__DATA EXCERPTS__.
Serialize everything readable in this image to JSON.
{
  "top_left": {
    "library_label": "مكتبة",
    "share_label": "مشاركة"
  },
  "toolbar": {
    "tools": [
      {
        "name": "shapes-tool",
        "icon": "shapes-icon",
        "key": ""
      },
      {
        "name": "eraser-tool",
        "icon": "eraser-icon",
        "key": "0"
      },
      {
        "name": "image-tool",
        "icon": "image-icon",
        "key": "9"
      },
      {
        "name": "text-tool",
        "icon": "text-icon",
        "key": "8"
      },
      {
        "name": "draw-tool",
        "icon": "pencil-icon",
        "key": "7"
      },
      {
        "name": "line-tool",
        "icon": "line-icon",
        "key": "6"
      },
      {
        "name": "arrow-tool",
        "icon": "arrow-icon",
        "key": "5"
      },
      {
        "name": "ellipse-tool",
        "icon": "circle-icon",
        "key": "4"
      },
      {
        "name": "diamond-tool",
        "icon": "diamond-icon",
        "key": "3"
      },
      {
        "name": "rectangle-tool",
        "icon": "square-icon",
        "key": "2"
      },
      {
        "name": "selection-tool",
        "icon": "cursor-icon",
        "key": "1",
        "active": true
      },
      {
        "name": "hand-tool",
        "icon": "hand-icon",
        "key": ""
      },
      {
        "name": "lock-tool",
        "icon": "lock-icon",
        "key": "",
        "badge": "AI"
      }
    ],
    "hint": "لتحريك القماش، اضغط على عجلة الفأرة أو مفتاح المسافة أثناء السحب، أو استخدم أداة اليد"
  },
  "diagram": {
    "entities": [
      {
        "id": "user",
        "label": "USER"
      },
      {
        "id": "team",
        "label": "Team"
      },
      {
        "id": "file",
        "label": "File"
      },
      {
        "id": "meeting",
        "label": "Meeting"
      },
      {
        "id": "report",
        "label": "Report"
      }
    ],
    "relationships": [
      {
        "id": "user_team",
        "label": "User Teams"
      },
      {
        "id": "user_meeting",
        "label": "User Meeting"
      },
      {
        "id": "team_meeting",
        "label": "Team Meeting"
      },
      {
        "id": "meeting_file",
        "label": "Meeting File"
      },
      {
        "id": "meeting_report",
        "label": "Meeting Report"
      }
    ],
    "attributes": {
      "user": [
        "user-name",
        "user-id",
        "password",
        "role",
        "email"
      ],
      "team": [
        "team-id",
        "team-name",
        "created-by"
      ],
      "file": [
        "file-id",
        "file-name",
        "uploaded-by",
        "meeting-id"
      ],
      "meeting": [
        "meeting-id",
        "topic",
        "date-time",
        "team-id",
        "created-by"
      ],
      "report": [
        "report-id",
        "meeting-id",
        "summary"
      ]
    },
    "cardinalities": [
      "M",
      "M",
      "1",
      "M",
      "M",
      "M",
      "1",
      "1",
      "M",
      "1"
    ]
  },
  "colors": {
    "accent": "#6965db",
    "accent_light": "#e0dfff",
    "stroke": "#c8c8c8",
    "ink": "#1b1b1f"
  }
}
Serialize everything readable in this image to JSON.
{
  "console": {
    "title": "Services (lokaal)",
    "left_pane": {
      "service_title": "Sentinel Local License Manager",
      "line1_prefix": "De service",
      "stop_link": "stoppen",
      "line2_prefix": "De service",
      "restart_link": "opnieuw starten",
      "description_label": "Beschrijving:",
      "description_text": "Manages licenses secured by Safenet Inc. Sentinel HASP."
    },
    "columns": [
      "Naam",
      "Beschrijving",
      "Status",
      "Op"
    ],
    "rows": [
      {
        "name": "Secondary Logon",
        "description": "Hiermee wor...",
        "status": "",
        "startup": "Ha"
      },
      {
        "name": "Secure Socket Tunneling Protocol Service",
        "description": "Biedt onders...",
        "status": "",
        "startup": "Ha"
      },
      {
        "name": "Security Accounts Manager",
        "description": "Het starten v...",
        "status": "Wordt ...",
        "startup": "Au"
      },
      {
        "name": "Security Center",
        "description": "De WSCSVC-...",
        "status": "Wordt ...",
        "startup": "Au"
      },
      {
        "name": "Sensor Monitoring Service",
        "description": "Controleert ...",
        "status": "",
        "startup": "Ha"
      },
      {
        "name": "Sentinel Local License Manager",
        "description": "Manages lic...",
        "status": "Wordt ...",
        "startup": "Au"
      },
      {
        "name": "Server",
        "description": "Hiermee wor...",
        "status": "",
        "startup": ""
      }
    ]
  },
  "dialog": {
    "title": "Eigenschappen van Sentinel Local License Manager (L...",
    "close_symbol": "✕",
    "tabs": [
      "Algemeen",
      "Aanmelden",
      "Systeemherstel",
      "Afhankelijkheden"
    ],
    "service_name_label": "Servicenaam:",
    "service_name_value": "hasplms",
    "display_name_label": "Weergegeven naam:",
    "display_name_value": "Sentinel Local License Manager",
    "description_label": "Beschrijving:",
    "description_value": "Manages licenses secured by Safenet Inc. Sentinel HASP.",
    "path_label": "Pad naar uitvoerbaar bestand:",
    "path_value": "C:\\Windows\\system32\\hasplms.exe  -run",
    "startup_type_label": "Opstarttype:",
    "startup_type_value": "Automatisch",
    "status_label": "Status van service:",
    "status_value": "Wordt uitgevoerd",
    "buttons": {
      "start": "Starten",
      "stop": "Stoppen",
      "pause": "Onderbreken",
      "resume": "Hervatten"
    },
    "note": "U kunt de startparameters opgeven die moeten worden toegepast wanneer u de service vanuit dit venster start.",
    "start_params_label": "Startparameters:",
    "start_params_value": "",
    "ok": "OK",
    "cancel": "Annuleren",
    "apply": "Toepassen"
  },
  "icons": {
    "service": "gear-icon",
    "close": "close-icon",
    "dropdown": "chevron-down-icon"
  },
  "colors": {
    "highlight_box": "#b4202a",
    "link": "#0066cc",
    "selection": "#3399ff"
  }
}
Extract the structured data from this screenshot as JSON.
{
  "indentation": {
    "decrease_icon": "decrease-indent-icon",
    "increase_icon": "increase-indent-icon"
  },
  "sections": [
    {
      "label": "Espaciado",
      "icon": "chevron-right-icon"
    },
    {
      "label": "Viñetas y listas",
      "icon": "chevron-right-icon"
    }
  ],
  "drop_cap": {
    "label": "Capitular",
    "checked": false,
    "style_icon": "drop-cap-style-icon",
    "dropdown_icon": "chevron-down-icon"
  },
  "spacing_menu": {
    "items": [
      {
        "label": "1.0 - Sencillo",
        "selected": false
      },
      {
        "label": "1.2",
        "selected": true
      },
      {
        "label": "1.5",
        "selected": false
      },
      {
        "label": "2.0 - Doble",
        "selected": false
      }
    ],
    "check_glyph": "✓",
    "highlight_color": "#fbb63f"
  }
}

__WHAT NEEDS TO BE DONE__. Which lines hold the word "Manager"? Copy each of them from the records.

__RESPONSE BOX__.
      "service_title": "Sentinel Local License Manager",
        "name": "Security Accounts Manager",
        "name": "Sentinel Local License Manager",
    "title": "Eigenschappen van Sentinel Local License Manager (L...",
    "display_name_value": "Sentinel Local License Manager",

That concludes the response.